**Task details**.
Reproduce the records below; each should match the original exactly.

START Supplied data

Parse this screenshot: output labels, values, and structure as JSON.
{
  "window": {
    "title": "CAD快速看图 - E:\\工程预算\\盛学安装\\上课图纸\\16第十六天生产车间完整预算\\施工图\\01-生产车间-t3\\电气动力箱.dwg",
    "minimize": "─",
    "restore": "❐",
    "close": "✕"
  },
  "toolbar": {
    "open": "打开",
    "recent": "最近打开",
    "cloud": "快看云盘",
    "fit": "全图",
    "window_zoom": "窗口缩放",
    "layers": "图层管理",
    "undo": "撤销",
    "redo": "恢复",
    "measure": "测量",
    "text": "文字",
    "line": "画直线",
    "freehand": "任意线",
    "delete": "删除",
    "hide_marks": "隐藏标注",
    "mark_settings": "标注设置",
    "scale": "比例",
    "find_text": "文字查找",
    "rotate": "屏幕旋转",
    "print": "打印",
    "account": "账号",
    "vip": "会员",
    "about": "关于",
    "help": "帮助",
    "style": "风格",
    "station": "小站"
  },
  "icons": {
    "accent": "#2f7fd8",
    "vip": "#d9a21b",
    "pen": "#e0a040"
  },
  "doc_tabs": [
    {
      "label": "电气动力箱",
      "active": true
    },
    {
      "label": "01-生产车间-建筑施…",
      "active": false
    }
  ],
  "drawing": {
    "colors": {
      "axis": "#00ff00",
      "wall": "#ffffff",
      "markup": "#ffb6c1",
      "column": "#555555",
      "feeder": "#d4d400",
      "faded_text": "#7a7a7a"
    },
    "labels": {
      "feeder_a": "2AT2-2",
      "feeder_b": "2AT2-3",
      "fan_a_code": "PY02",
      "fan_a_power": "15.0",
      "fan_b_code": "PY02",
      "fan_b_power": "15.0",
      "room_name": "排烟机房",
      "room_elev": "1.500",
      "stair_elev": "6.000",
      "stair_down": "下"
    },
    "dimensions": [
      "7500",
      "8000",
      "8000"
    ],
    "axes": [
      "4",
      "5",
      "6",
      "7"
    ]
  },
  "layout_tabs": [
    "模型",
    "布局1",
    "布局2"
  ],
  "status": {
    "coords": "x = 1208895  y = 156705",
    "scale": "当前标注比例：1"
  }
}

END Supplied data

**Written solution**.
Parse this screenshot: output labels, values, and structure as JSON.
{
  "window": {
    "title": "CAD快速看图 - E:\\工程预算\\盛学安装\\上课图纸\\16第十六天生产车间完整预算\\施工图\\01-生产车间-t3\\电气动力箱.dwg",
    "minimize": "─",
    "restore": "❐",
    "close": "✕"
  },
  "toolbar": {
    "open": "打开",
    "recent": "最近打开",
    "cloud": "快看云盘",
    "fit": "全图",
    "window_zoom": "窗口缩放",
    "layers": "图层管理",
    "undo": "撤销",
    "redo": "恢复",
    "measure": "测量",
    "text": "文字",
    "line": "画直线",
    "freehand": "任意线",
    "delete": "删除",
    "hide_marks": "隐藏标注",
    "mark_settings": "标注设置",
    "scale": "比例",
    "find_text": "文字查找",
    "rotate": "屏幕旋转",
    "print": "打印",
    "account": "账号",
    "vip": "会员",
    "about": "关于",
    "help": "帮助",
    "style": "风格",
    "station": "小站"
  },
  "icons": {
    "accent": "#2f7fd8",
    "vip": "#d9a21b",
    "pen": "#e0a040"
  },
  "doc_tabs": [
    {
      "label": "电气动力箱",
      "active": true
    },
    {
      "label": "01-生产车间-建筑施…",
      "active": false
    }
  ],
  "drawing": {
    "colors": {
      "axis": "#00ff00",
      "wall": "#ffffff",
      "markup": "#ffb6c1",
      "column": "#555555",
      "feeder": "#d4d400",
      "faded_text": "#7a7a7a"
    },
    "labels": {
      "feeder_a": "2AT2-2",
      "feeder_b": "2AT2-3",
      "fan_a_code": "PY02",
      "fan_a_power": "15.0",
      "fan_b_code": "PY02",
      "fan_b_power": "15.0",
      "room_name": "排烟机房",
      "room_elev": "1.500",
      "stair_elev": "6.000",
      "stair_down": "下"
    },
    "dimensions": [
      "7500",
      "8000",
      "8000"
    ],
    "axes": [
      "4",
      "5",
      "6",
      "7"
    ]
  },
  "layout_tabs": [
    "模型",
    "布局1",
    "布局2"
  ],
  "status": {
    "coords": "x = 1208895  y = 156705",
    "scale": "当前标注比例：1"
  }
}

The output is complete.